On the brink...

Agenda for Survival'13 was adamant on making us realise the true essence of survival. Being on the ground where the disaster is shaping up gives you a unique perspective. We encountered rain, landslides, long treks and a prolonged wait to be rescued on the week-long field trip to Kinnaur in Himachal Pradesh, bang in the middle of the heaviest rainfall event in Kinnaur's memory. In this adventure, we also met people who encounter such situations routinely.

Many people made our journey memorable, be it Capt. J. M. Pathania (DC, Kinnaur), the folks at the Karcham army base, Vidya Karan, Ashok, Raju, the chai wala at Baspa II hydro electric project, Pyarelal and Narayanji, our fellow travellers, ferrying us uphill. The locals who gave us water, showed us the way when we were lost, chatted with us and made our uphill trudge easy. People distributing fruits and hope to trudging trekkers in Tapri and those serving sharbat to weary travellers and survivors all along the devastated Sutlej valley. Sure, government will send help. Policy wonks will argue on news TV. Soon well knitted communities of these young mountains will get back to its feet. Soon tourists too will trudge up and pitch their tents under the clear blue sky beneath the pristine deodars. Life will need to be up and going.

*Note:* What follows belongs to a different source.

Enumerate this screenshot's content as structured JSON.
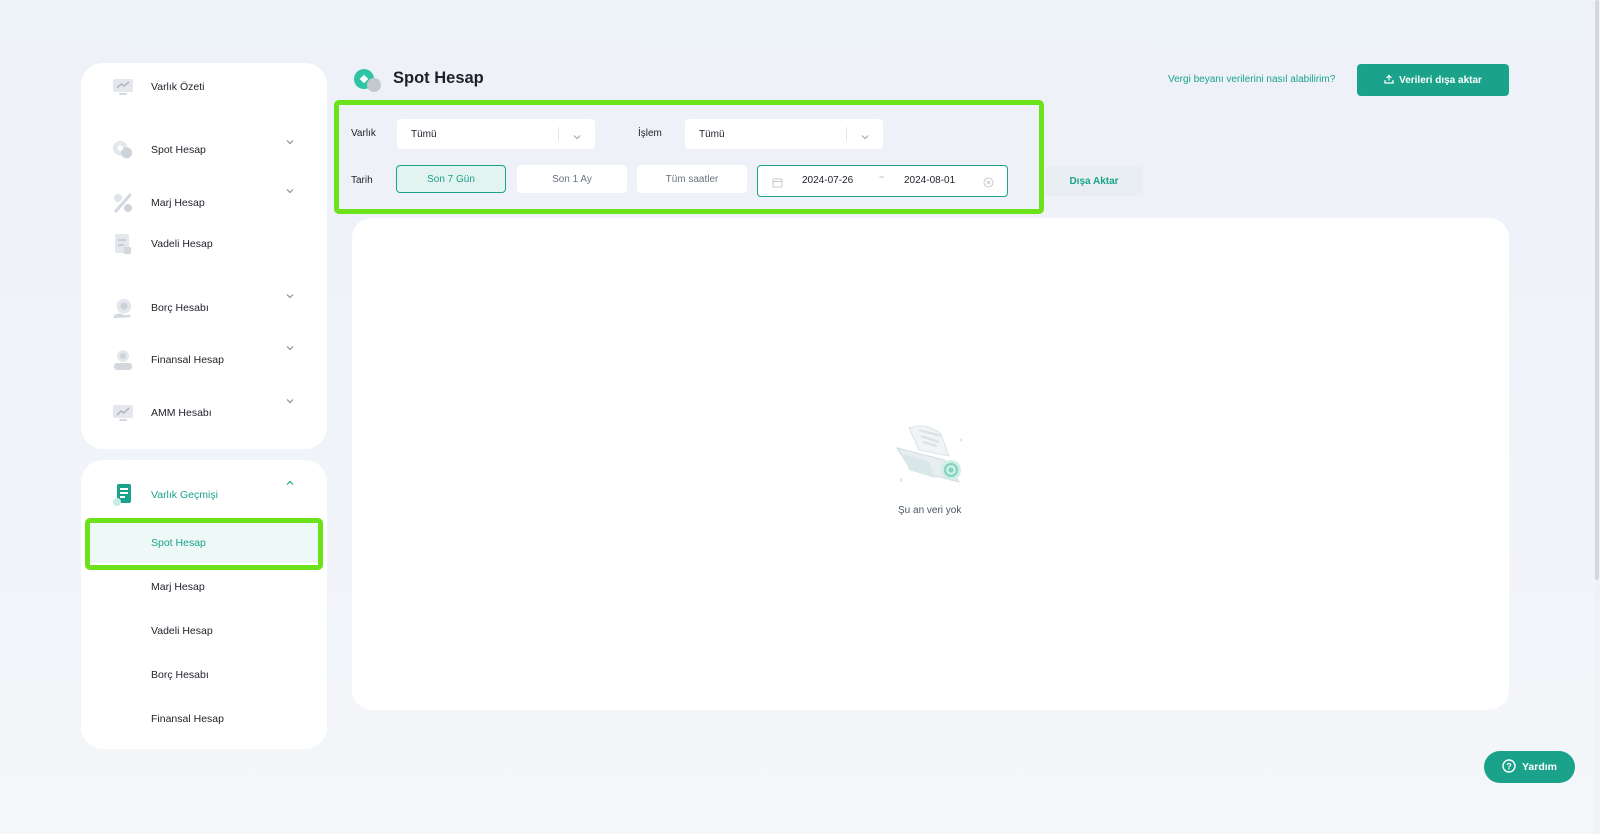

For now at least, the rubble that surrounded us and the angry, swollen rivers has halted all ‘developmental' activities. A few questions still haunt us. Is hydro really ‘green' as some say? What is the cost of the green? Is this the development that we need for future India? What if this is a beginning to a chain of such debacles? What if the impending disasters get worse? What if they are aggravated by our attempts towards mindlessly developing such fragile ecosystems? Do we really need such development? Should those whose needs are few bear the brunt of our needs – more electricity, more food, more land...

The stories in this magazine are based on our encounters in Kinnaur. They reflect our collective determination to question the kind of development good for this fragile landscape and its people.

Sagar Jounkani
Amirtharaj Stephen